And then there are some mind-boggling logic failures, like the fact that you can’t enter the main Berserker settlement without doing some small errands, even if you’re accompanied by Caja, a high-ranking Berserker warlord and the mother. of your child. . If you ask her why she can’t just vouch for you, she says something about avoiding rumors – a line of dialogue that I’m pretty sure was taken directly from a completely different conversation. It’s like the idea of taking him along as a companion was added later in development, and they didn’t want you to skip unnecessary work quests, so they had to hack up an explanation.
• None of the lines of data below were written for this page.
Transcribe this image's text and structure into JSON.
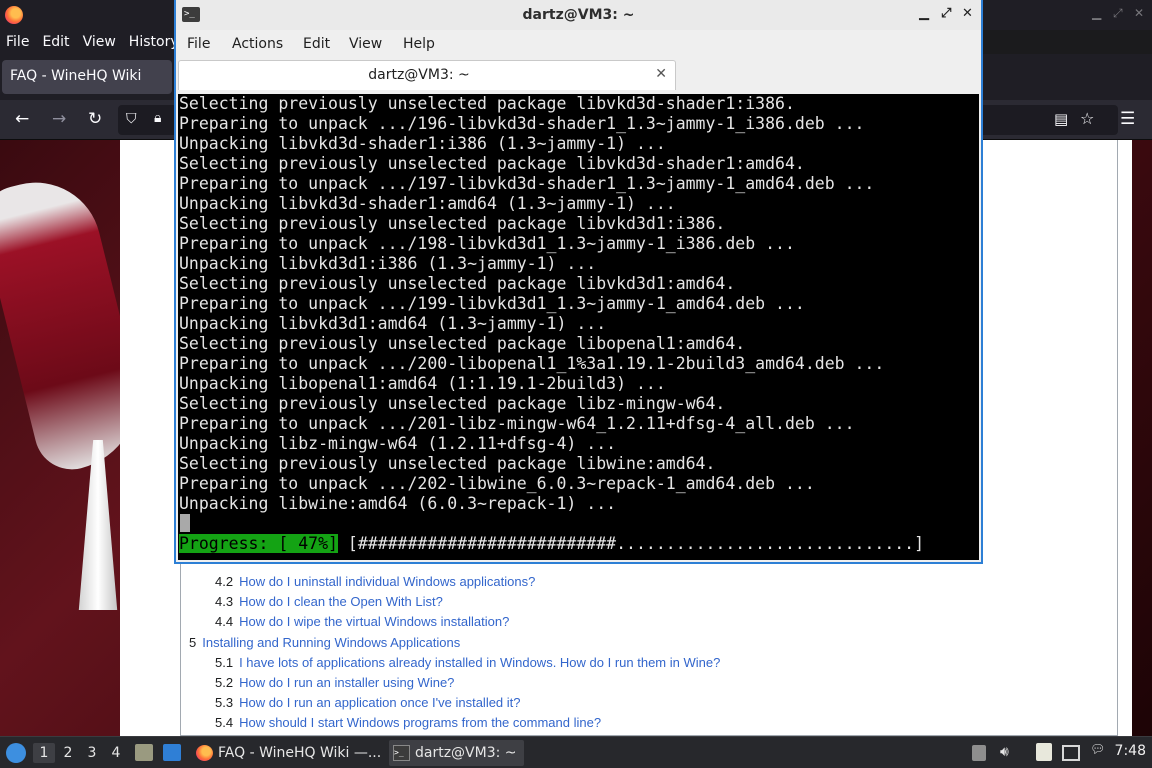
{
  "firefox": {
    "menu": [
      "File",
      "Edit",
      "View",
      "History"
    ],
    "tab_title": "FAQ - WineHQ Wiki",
    "toc": [
      {
        "num": "4.2",
        "text": "How do I uninstall individual Windows applications?",
        "level": 2
      },
      {
        "num": "4.3",
        "text": "How do I clean the Open With List?",
        "level": 2
      },
      {
        "num": "4.4",
        "text": "How do I wipe the virtual Windows installation?",
        "level": 2
      },
      {
        "num": "5",
        "text": "Installing and Running Windows Applications",
        "level": 1
      },
      {
        "num": "5.1",
        "text": "I have lots of applications already installed in Windows. How do I run them in Wine?",
        "level": 2
      },
      {
        "num": "5.2",
        "text": "How do I run an installer using Wine?",
        "level": 2
      },
      {
        "num": "5.3",
        "text": "How do I run an application once I've installed it?",
        "level": 2
      },
      {
        "num": "5.4",
        "text": "How should I start Windows programs from the command line?",
        "level": 2
      }
    ]
  },
  "terminal": {
    "title": "dartz@VM3: ~",
    "menu": [
      "File",
      "Actions",
      "Edit",
      "View",
      "Help"
    ],
    "tab_label": "dartz@VM3: ~",
    "lines": [
      "Selecting previously unselected package libvkd3d-shader1:i386.",
      "Preparing to unpack .../196-libvkd3d-shader1_1.3~jammy-1_i386.deb ...",
      "Unpacking libvkd3d-shader1:i386 (1.3~jammy-1) ...",
      "Selecting previously unselected package libvkd3d-shader1:amd64.",
      "Preparing to unpack .../197-libvkd3d-shader1_1.3~jammy-1_amd64.deb ...",
      "Unpacking libvkd3d-shader1:amd64 (1.3~jammy-1) ...",
      "Selecting previously unselected package libvkd3d1:i386.",
      "Preparing to unpack .../198-libvkd3d1_1.3~jammy-1_i386.deb ...",
      "Unpacking libvkd3d1:i386 (1.3~jammy-1) ...",
      "Selecting previously unselected package libvkd3d1:amd64.",
      "Preparing to unpack .../199-libvkd3d1_1.3~jammy-1_amd64.deb ...",
      "Unpacking libvkd3d1:amd64 (1.3~jammy-1) ...",
      "Selecting previously unselected package libopenal1:amd64.",
      "Preparing to unpack .../200-libopenal1_1%3a1.19.1-2build3_amd64.deb ...",
      "Unpacking libopenal1:amd64 (1:1.19.1-2build3) ...",
      "Selecting previously unselected package libz-mingw-w64.",
      "Preparing to unpack .../201-libz-mingw-w64_1.2.11+dfsg-4_all.deb ...",
      "Unpacking libz-mingw-w64 (1.2.11+dfsg-4) ...",
      "Selecting previously unselected package libwine:amd64.",
      "Preparing to unpack .../202-libwine_6.0.3~repack-1_amd64.deb ...",
      "Unpacking libwine:amd64 (6.0.3~repack-1) ..."
    ],
    "progress_label": "Progress: [ 47%]",
    "progress_bar": " [##########################..............................]",
    "progress_percent": 47
  },
  "taskbar": {
    "desktops": [
      "1",
      "2",
      "3",
      "4"
    ],
    "tasks": [
      {
        "label": "FAQ - WineHQ Wiki —...",
        "active": false
      },
      {
        "label": "dartz@VM3: ~",
        "active": true
      }
    ],
    "clock": "7:48"
  }
}
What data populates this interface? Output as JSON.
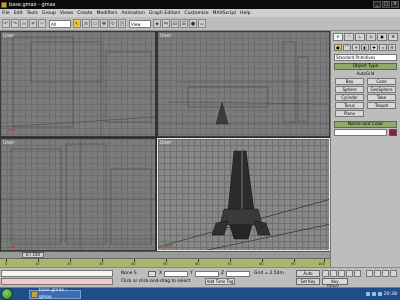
{
  "window": {
    "title": "base.gmax - gmax"
  },
  "menu": [
    "File",
    "Edit",
    "Tools",
    "Group",
    "Views",
    "Create",
    "Modifiers",
    "Animation",
    "Graph Editors",
    "Customize",
    "MAXScript",
    "Help"
  ],
  "toolbar": {
    "selection_filter": "All",
    "view_select": "View"
  },
  "viewports": {
    "top_left": "User",
    "top_right": "User",
    "bottom_left": "User",
    "bottom_right": "User"
  },
  "time_slider": {
    "label": "0 / 100"
  },
  "trackbar_ticks": [
    "0",
    "10",
    "20",
    "30",
    "40",
    "50",
    "60",
    "70",
    "80",
    "90",
    "100"
  ],
  "status": {
    "selection": "None S",
    "prompt": "Click or click-and-drag to select",
    "add_time_tag": "Add Time Tag",
    "x_label": "X",
    "y_label": "Y",
    "z_label": "Z",
    "grid": "Grid = 2.54m",
    "auto_key": "Auto",
    "set_key": "Set Key",
    "key_filters": "Key Filters..."
  },
  "command_panel": {
    "dropdown": "Standard Primitives",
    "object_type_title": "Object Type",
    "autogrid": "AutoGrid",
    "objects": [
      "Box",
      "Cone",
      "Sphere",
      "GeoSphere",
      "Cylinder",
      "Tube",
      "Torus",
      "Teapot",
      "Plane"
    ],
    "name_color_title": "Name and Color"
  },
  "taskbar": {
    "task": "base.gmax - gmax",
    "clock": "20:38"
  },
  "colors": {
    "accent_green": "#8fa96a",
    "object_color": "#8b1f3d",
    "active_tool": "#f0c040"
  }
}
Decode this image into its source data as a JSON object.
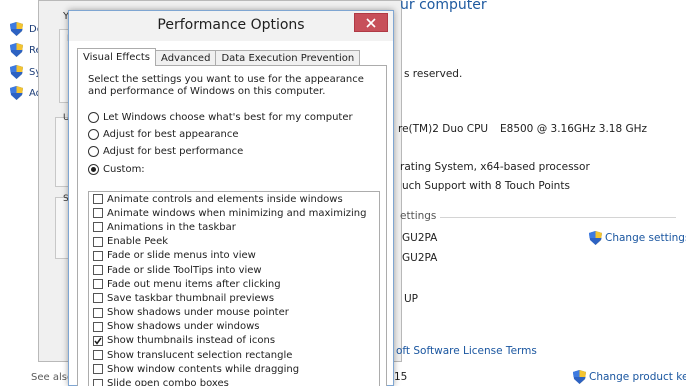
{
  "background_nav": {
    "items": [
      {
        "label": "De"
      },
      {
        "label": "Re"
      },
      {
        "label": "Sy"
      },
      {
        "label": "Ad"
      }
    ],
    "see_also": "See also"
  },
  "system_window": {
    "title_fragment": "Y",
    "edge_labels": [
      "P",
      "U",
      "S"
    ]
  },
  "system_info": {
    "title": "ur computer",
    "copyright": "s reserved.",
    "processor_label": "re(TM)2 Duo CPU",
    "processor_model": "E8500  @ 3.16GHz   3.18 GHz",
    "system_type": "rating System, x64-based processor",
    "pen_touch": "uch Support with 8 Touch Points",
    "section_settings": "ettings",
    "computer_name": "GU2PA",
    "full_name": "GU2PA",
    "workgroup": "UP",
    "change_settings": "Change settings",
    "license_terms": "oft Software License Terms",
    "change_product_key": "Change product key",
    "bottom_fragment": "15"
  },
  "dialog": {
    "title": "Performance Options",
    "tabs": [
      {
        "label": "Visual Effects",
        "active": true
      },
      {
        "label": "Advanced",
        "active": false
      },
      {
        "label": "Data Execution Prevention",
        "active": false
      }
    ],
    "description": "Select the settings you want to use for the appearance and performance of Windows on this computer.",
    "radios": [
      {
        "label": "Let Windows choose what's best for my computer",
        "checked": false
      },
      {
        "label": "Adjust for best appearance",
        "checked": false
      },
      {
        "label": "Adjust for best performance",
        "checked": false
      },
      {
        "label": "Custom:",
        "checked": true
      }
    ],
    "options": [
      {
        "label": "Animate controls and elements inside windows",
        "checked": false
      },
      {
        "label": "Animate windows when minimizing and maximizing",
        "checked": false
      },
      {
        "label": "Animations in the taskbar",
        "checked": false
      },
      {
        "label": "Enable Peek",
        "checked": false
      },
      {
        "label": "Fade or slide menus into view",
        "checked": false
      },
      {
        "label": "Fade or slide ToolTips into view",
        "checked": false
      },
      {
        "label": "Fade out menu items after clicking",
        "checked": false
      },
      {
        "label": "Save taskbar thumbnail previews",
        "checked": false
      },
      {
        "label": "Show shadows under mouse pointer",
        "checked": false
      },
      {
        "label": "Show shadows under windows",
        "checked": false
      },
      {
        "label": "Show thumbnails instead of icons",
        "checked": true
      },
      {
        "label": "Show translucent selection rectangle",
        "checked": false
      },
      {
        "label": "Show window contents while dragging",
        "checked": false
      },
      {
        "label": "Slide open combo boxes",
        "checked": false
      }
    ]
  }
}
It’s worse than that. At one point I raided an underground base full of enemy spies working against the faction I was trying to join. I chose to kill them all, which you have the right to do. It was cool. But somehow someone reported it as a crime, even though it happened two stories underground without witnesses and the blessing – no, encouragement! – authorities. Hilarious, I had to pay a fine to the same guy who paid me a bounty for taking them down. This kind of thing happens regularly.
eye of the beholder
Magalan looks fine, when it’s not weird glitches and distracting pop-ins, which seemed to get worse if I tapped a lot on PC. It’s pretty much the same tuning as the original Elex, but a lot has changed in interesting and dynamic ways. Elex’s Berserker ending has become canon, and as such, the central desert is now blooming with new life thanks to the post-apocalyptic medieval druids LARPers and their magical world seeds. Most of the Mad Max-esque Outlaws faction has been absorbed into the Berserkers, creating new styles of architecture and fashion that mix skins and amber necklaces with scrap metal and old car tires. If you haven’t played the original some of these changes might be lost on you, but Elex 2 does a decent job of getting you up to speed most of the time.
I really liked all this clever world building. It was interesting to find out what a lot of the characters, like the femme fatale Outlaw, Nasty, or the wary Albs, the villains of the first Elex, had been up to since the last time I saw them. And the new factions, especially the death-worshipping Morkons, have their own interesting ideals and aesthetics. The new threat, the Skyands aliens, also sport some very unique and downright cool designs for their soldiers and beasts of war, as well as some unexpected secrets. I just wish I liked the gameplay enough to be able to enjoy them without being constantly bored.
The big, shiny new toy you can play with in Elex 2 is an upgradable jetpack. And I’ll admit, taking it from the modest utility it was in the first Elex to something you can eventually supplement and use to fly like Iron Man is fun and rewarding. It just doesn’t make up for the fact that the other progression systems are tied to an obnoxious combat system that gets slightly more tolerable the more you give it skill points, but it never crosses the line to become amusing. Exploring this world can be awesome, up to the point where you have to fight anything or talk to anyone.